(Instructions for the task) The entries shown here must be retyped in full, with no pictures included.
(Material for the task)
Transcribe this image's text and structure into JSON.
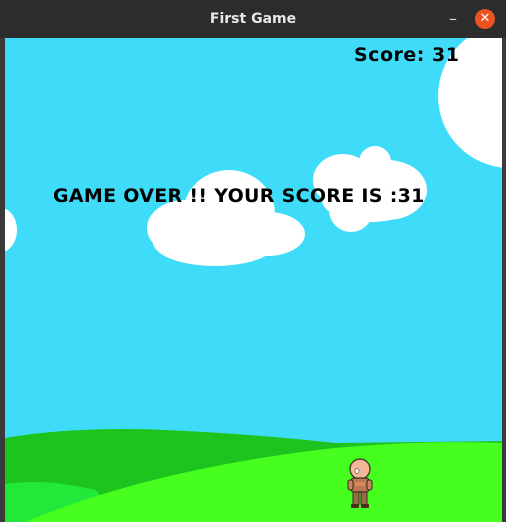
{
  "window": {
    "title": "First Game",
    "minimize_glyph": "–",
    "close_glyph": "✕"
  },
  "game": {
    "score_text": "Score: 31",
    "game_over_text": "GAME OVER !! YOUR SCORE IS :31"
  },
  "colors": {
    "sky": "#3fdcf9",
    "cloud": "#ffffff",
    "hill_back": "#1ec41e",
    "hill_front": "#46ff1e",
    "hill_left": "#22e83a",
    "close_button": "#e95420"
  },
  "icons": {
    "minimize": "minimize-icon",
    "close": "close-icon"
  }
}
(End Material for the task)
(Written response)
Transcribe this image's text and structure into JSON.
{
  "window": {
    "title": "First Game",
    "minimize_glyph": "–",
    "close_glyph": "✕"
  },
  "game": {
    "score_text": "Score: 31",
    "game_over_text": "GAME OVER !! YOUR SCORE IS :31"
  },
  "colors": {
    "sky": "#3fdcf9",
    "cloud": "#ffffff",
    "hill_back": "#1ec41e",
    "hill_front": "#46ff1e",
    "hill_left": "#22e83a",
    "close_button": "#e95420"
  },
  "icons": {
    "minimize": "minimize-icon",
    "close": "close-icon"
  }
}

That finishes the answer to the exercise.